A phone call “right out of the blue,” Jerry Zolten says, and next thing he knew he was working as a consultant and ultimately co-producer on a documentary about gospel singers, “especially quartets, postwar and into the 1950s” that would be a major influence on doo-wop, R&B, and soul. And now that effort, How They Got Over, will be screened in February at Penn State Altoona before it has even made the round of film festivals.
It was probably six or eight years ago, Zolten, associate professor of communication arts and sciences at Penn State Altoona, says, when filmmaker Robert Clem contacted him about the project. Zolten had written the book Great God A’Mighty! The Dixie Hummingbirds: Celebrating the Rise of Soul Gospel Music (Oxford University Press, 2003) and so was a logical choice for general consultant on the film. “He also asked me if I would appear on screen,” Zolten relates. “Of course I was willing!”
During his screen time Zolten explains the title: ”‘How they got over’ is not only a religious context but also about how they got over in life, how at the time when these artists were developing their music there were very few options for African Americans. They couldn’t get any respectable, rewarding work.” They had two options: “You could make a name through sports . . . or as a musical entertainer. [In the film] I talk about what motivated these artists to sing, how the business worked, and how gospel singing imbued a sense of honor and dignity . . . and that’s how they got over.”
To film the story Clem and occasionally Zolten traveled all over the country to interview performers and visit churches, buildings, street corners, and studios where history was made. The connection between black gospel and what is labeled “soul music” today is a familiar tale, with artists such as Aretha Franklin and James Brown getting their start singing gospel music. Sam Cooke, who has been called the “father of soul music,” grew up singing in church and then performed with gospel groups, including one called the Soul Stirrers, before crossing over into popular music with “You Send Me” in the late 1950s.
Going back to the original performers was important. “A beautiful thing about the film is that it’s packed with the real deal, the singers themselves, the legends. Thank goodness we did because so many of them are no longer with us—Ira Tucker of the Dixie Hummingbirds, Joe Ligon of the Mighty Clouds of Joy, and soul singer extraordinaire Otis Clay, a major figure in R&B.” Zolten says “one of the most exciting trips” was “to Chicago to interview Willie Rogers, one of the last surviving members of Sam Cooke’s Soul Stirrers.” They also filmed Ira Tucker in the small schoolhouse building where he went to school in Spartanburg, SC.
One of the issues often faced when researching roots music performances is finding filmed material.

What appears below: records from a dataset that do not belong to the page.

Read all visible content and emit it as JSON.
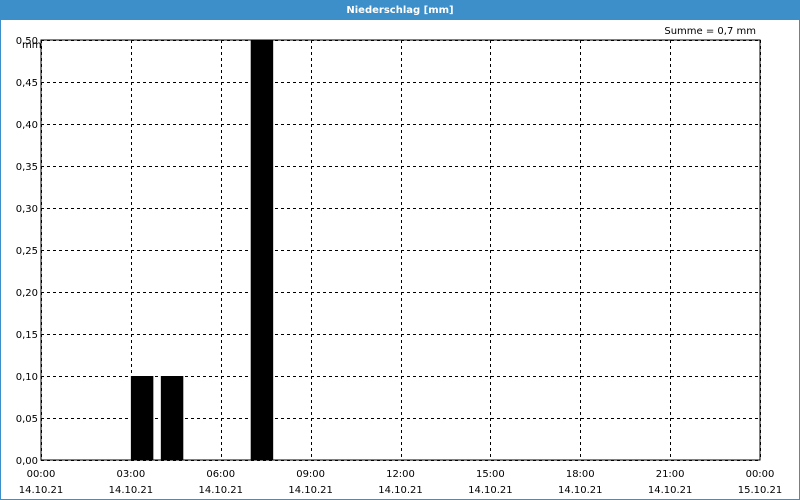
{
  "window": {
    "title": "Niederschlag [mm]"
  },
  "chart_data": {
    "type": "bar",
    "title": "Niederschlag [mm]",
    "unit_label": "mm",
    "sum_label": "Summe = 0,7 mm",
    "ylim": [
      0,
      0.5
    ],
    "y_ticks": [
      "0,00",
      "0,05",
      "0,10",
      "0,15",
      "0,20",
      "0,25",
      "0,30",
      "0,35",
      "0,40",
      "0,45",
      "0,50"
    ],
    "x_ticks": [
      {
        "time": "00:00",
        "date": "14.10.21"
      },
      {
        "time": "03:00",
        "date": "14.10.21"
      },
      {
        "time": "06:00",
        "date": "14.10.21"
      },
      {
        "time": "09:00",
        "date": "14.10.21"
      },
      {
        "time": "12:00",
        "date": "14.10.21"
      },
      {
        "time": "15:00",
        "date": "14.10.21"
      },
      {
        "time": "18:00",
        "date": "14.10.21"
      },
      {
        "time": "21:00",
        "date": "14.10.21"
      },
      {
        "time": "00:00",
        "date": "15.10.21"
      }
    ],
    "x_range_hours": [
      0,
      24
    ],
    "grid": true,
    "bars": [
      {
        "start": "03:00",
        "end": "03:45",
        "value": 0.1
      },
      {
        "start": "04:00",
        "end": "04:45",
        "value": 0.1
      },
      {
        "start": "07:00",
        "end": "07:45",
        "value": 0.5
      }
    ],
    "bar_color": "#000000"
  },
  "colors": {
    "title_bar": "#3c8fc9",
    "grid": "#000000"
  }
}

In this instance, however, television provided a rich resource. “There was a syndicated show popular within the African American community called TV Gospel Time, which originated from a different city every week around the country,” Zolten explains. “They captured on film performances by historically important groups at the top of their careers—stunning performances from people like Reverend Claude Jeter, whose use of the phrase ‘bridge over troubled water’ inspired Paul Simon some years later, and Sister Rosetta Tharp [called the godmother of rock and roll]. The film is chock full of classic vintage performance clips by some of the most important groups in the genre.”
In addition to Zolten, the film has two other local connections. James Albanese, lecturer in communications at Penn State Altoona, served as executive producer, and JR DiAndrea of DiAndrea Media is credited as a production partner. Albanese and DiAndrea will join Zolten and Clem at the first public screening of How They Got Over, 7 pm on February 16 in the Wolf-Kuhn Theater in the Misciagna building. Following the showing, the four will participate in an audience Q&A.
—Therese Boyd, ’79